Using the Key Skills
Competent production chemists have strong practical laboratory skills. When studying the chemical properties of a finished product, for instance, they must be able to set-up and operate a variety of laboratory equipment and systems, many of which are technologically sophisticated. They have a keen eye for detail, since making slight errors when during experiments can lead to inaccurate results. To assess industrial chemical processes, detect inefficiencies and develop effective solutions, production chemists rely on their analytical and complex-problem solving skills.
Optimizing Chemical Processes
Production chemists help establish the most cost-effective methods to produce product. When a pharmaceutical manufacturing company wants to manufacture a new drug, production chemists may conduct tests to determine the chemical composition of the raw materials. They use this information to determine the proportions in which the raw materials can be mixed to increase drug yields while maintaining product quality. If a chemical reaction along the production line takes a long time to occur, the chemist uses expertise to devise a solution, such as inducing a suitable chemical catalyst.
Controlling Environmental Pollution
Manufacturing plants rely on production chemists to maintain environmentally sustainable production activities. If a petroleum plant emits toxic fumes into the environment, chemists may collaborate with petroleum engineers and environmental chemists to identify chemicals for use in the treatment of the poisonous fumes. When the plant orders chemical products, such as acids, for use in the manufacturing process, production chemists tests them to ensure they meet the plant’s quality specifications. Other duties include supervising and training chemical technicians and preparing purchase requisitions for laboratory supplies.
Aspiring production chemists need relevant experience and education to get the job. Many chemists begin by earning a bachelor’s degree in chemistry and finding work as laboratory assistants in industrial settings. They then obtain a master’s degree in industrial chemistry to qualify for employment as production chemists. Members of the American Society of Chemists have access to professional development resources, such as education workshops. Production chemists can pursue a master's degree in production or manufacturing management to become industrial production managers.

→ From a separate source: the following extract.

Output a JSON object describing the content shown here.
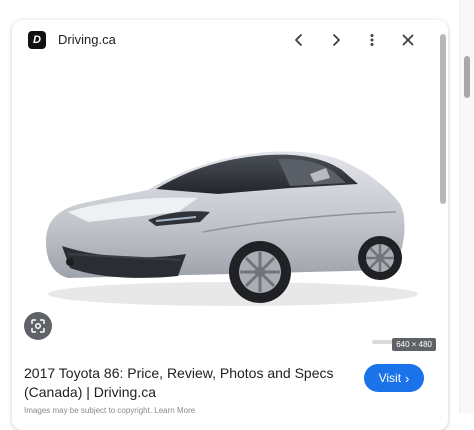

Based in New York City, Alison Green has been writing professionally on career topics for more than a decade. Her work has appeared in “U.S. News Weekly” magazine, “The Career” magazine and “Human Resources Journal.” Green holds a master's degree in finance from New York University.